2. Document your likes and dislikes in real time. As humans, we’re forever struggling to know what we want. This is because our memories of what we enjoy are tainted.
One of the best ways to discern what you want is by writing things down as you experience them. Whether you use a notebook or an app, take a recording tool with you everywhere. Note the experiences that give you energy as well as the ones that drain you.
When I did this, I realized the following: I enjoy all types of one-on-one conversations. I don’t like meetings, except for ones where I help others. More than just about anything, I love assessing a hard problem, understanding it deeply, solving it, and then communicating my findings back to others in an entertaining, intuitive way.
These types of insights are impossible to figure out after the fact when you’re sitting in front of your desk. Write them down the minute they come to you.
3. Take a seat aboard a rocket ship. One of my first bosses gave me the most important piece of advice: “You travel much faster floating with the current than furiously swimming against it.”
In essence, the driver of your success is the company you pick — not necessarily your performance. A mediocre Google employee is much more successful than a superstar at Enron.
In fact, the former CEO of Google, Eric Schmidt, relayed a similar sentiment to Sheryl Sandberg, who is now Facebook’s COO. Sandberg had several offers on the table, and she was struggling to make a decision. Schmidt’s advice? “If you’re offered a seat on a rocket ship, you don’t ask what seat. You just get on.”
Sandberg, who took Schmidt’s sentiments in stride, wrote about this in “Lean In.” She said he explained it like this: “When companies grow quickly, there are more things to do than there are people to do them. When companies grow more slowly or stop growing, there is less to do and too many people to not be doing them. Politics and stagnation set in, and everyone falters.”
4. Don’t stick around on a sinking ship. If joining a rocket ship is great advice, the contrary is also true.
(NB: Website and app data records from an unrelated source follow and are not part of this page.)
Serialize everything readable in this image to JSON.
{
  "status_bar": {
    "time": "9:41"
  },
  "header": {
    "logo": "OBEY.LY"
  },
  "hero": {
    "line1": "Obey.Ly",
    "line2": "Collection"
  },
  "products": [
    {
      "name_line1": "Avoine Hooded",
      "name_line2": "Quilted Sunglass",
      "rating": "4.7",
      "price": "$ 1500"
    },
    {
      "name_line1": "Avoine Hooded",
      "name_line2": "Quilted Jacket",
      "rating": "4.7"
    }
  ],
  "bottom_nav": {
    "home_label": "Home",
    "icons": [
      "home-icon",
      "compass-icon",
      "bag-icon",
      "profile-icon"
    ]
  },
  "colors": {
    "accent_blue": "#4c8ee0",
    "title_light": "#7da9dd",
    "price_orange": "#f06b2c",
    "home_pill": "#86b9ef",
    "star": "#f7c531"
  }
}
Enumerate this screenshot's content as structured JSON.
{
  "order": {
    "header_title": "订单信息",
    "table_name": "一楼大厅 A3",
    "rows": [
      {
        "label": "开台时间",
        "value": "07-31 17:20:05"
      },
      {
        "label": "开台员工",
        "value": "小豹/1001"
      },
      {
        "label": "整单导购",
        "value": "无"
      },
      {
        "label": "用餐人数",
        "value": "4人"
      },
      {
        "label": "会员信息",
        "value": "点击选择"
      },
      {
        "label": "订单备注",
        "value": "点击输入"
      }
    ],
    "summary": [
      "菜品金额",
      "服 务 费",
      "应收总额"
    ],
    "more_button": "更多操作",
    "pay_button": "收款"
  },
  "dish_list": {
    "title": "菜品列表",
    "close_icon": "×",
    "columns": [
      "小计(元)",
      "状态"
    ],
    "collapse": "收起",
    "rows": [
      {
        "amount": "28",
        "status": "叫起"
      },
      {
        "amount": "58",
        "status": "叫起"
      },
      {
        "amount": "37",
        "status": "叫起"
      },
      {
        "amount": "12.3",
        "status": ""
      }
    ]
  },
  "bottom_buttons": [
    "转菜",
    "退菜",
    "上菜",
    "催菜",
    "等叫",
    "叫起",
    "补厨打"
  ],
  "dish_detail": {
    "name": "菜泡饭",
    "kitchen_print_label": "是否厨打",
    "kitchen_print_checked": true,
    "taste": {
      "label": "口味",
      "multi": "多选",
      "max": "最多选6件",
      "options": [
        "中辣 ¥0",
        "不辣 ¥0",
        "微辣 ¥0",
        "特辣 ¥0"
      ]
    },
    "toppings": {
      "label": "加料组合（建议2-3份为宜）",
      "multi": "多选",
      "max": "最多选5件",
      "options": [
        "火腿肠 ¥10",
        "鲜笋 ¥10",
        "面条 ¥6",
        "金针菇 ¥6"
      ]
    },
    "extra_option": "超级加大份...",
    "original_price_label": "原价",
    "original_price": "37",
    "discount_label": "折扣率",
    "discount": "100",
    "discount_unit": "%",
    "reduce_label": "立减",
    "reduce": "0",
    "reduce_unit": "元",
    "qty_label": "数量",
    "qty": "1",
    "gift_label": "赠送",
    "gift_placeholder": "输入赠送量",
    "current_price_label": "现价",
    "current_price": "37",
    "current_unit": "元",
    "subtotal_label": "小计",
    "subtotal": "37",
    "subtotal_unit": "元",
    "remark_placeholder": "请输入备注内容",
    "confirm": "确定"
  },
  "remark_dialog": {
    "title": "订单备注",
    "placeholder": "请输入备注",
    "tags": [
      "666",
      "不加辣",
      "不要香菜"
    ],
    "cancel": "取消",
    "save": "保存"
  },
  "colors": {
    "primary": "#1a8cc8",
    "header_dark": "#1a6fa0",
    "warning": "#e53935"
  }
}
When I was fresh out of school, I joined a company that was taking off like a rocket. The startup created games for Facebook, which was new and explosive at the time. However, the social media giant soon changed the rules of its platform. All the companies in the industry went down — mine included. We saw our first layoff within a month. I stayed for two more years and survived three rounds of layoffs before I finally left.
If a company is beginning to sink, don’t go down with the ship by waiting for a turnaround. Odds are it won’t come. Companies that lose product-market fit (or haven’t found it yet) are unlikely to find it again. If you join a bad company, your productivity won’t matter: You’ll receive fewer transformative experiences and scant opportunities.
How can you tell when a company is starting to sink? Revenue and profits decrease, and both its leaders and top talent are heading for the door.
5. Try new things, but don’t overcommit. What if you have a few good offers but aren’t sure which one to pick? Or you have a dream you’re tempted to follow? Pause here — you’re not ready to choose.
More often than not, we’re bad at guessing what an experience will be like. Yet we consistently commit thousands of hours to a new job after only a few hours of interviewing (or daydreaming).
Figure out ways to experience what your new job could look like instead. Work on a passion project rather than leaving a current job and going all-in. Look for opportunities to shadow others in fields you’re passionate about. Talk to employees at companies you might like (or even better, chat with former employees). Contract with your potential employer for a week or two.
It’s not easy making big decisions that impact your future. But you can quiet the chaos by figuring out what you want, joining good companies, and avoiding bad ones. Finally, try before you buy. Make time to find your direction. And when you do, follow it.